    Well said Cory. There is no one true path to adopting Agile and which practices will work best for a given organization. It’s all about context, culture, leadership, willingness to change and try new things, and much more. Hopefully we in the Agile community can get away from the “my way is better than your way” that has plagued software development for so long. That will take willingness to change on our part, however I think it can be done.

  • Cory Foy November 12, 2009, 8:59 am

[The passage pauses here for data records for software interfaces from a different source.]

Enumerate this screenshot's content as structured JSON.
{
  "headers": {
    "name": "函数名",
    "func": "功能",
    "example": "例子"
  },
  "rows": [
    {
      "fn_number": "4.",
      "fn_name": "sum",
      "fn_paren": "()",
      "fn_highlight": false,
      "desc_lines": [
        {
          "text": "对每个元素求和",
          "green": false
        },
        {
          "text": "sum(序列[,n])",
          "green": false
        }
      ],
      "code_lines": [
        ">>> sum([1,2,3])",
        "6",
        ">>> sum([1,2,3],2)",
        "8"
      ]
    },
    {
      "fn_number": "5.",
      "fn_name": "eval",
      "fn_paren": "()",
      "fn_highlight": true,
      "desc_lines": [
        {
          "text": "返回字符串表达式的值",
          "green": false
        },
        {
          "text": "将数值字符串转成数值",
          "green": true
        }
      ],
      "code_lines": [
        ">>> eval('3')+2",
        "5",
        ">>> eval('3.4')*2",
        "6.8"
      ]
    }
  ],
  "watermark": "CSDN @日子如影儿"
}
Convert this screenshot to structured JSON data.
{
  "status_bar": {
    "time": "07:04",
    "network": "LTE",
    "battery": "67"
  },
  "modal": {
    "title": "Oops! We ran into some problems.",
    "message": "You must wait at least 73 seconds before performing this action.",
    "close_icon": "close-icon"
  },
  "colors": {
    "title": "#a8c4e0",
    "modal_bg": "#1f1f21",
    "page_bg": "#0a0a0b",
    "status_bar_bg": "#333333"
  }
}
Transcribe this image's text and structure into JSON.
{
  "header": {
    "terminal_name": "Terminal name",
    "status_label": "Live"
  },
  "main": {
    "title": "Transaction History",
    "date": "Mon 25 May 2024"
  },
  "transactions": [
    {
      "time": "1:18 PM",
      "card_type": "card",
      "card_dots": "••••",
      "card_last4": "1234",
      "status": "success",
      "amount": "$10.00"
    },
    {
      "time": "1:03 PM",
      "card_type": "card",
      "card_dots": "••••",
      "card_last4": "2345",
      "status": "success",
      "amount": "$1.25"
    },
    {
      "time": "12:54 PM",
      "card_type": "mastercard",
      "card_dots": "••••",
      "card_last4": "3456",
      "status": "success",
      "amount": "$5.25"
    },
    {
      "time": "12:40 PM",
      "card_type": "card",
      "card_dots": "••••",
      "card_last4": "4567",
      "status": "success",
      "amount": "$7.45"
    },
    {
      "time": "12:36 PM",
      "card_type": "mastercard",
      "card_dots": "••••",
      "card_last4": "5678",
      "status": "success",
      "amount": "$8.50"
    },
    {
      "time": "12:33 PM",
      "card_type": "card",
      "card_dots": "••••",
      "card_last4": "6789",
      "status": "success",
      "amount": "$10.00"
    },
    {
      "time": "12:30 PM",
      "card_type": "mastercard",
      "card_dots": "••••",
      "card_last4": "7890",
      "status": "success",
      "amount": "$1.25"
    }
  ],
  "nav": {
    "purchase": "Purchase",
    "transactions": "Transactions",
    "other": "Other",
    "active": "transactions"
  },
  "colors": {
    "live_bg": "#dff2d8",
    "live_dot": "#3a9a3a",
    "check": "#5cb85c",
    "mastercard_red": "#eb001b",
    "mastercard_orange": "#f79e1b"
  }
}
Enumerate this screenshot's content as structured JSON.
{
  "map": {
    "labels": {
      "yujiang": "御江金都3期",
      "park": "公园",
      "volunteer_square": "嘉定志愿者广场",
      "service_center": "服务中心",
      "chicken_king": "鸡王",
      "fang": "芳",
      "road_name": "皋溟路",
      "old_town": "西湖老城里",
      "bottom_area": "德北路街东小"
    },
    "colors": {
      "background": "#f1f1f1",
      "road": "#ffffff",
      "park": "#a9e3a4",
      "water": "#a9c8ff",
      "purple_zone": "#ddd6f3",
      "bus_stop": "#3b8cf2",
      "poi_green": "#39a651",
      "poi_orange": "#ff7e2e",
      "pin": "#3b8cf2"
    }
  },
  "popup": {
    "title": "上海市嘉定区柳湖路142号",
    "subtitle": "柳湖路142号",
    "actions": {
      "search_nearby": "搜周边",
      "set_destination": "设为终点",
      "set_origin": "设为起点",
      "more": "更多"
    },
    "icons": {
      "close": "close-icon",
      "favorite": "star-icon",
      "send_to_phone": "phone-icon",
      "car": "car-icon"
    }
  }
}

    Thanks Rob. I agree that we need to start changing, and I think in some small ways that’s beginning to happen. Organizational change is hard, and it’s even harder when you are dealing with organizations that have high level of dysfunction coupled with an industry (software) that promoted heroism and has traditionally been about who works the longest, codes the shortest and does the trickiest things rather than about who delivers the most value.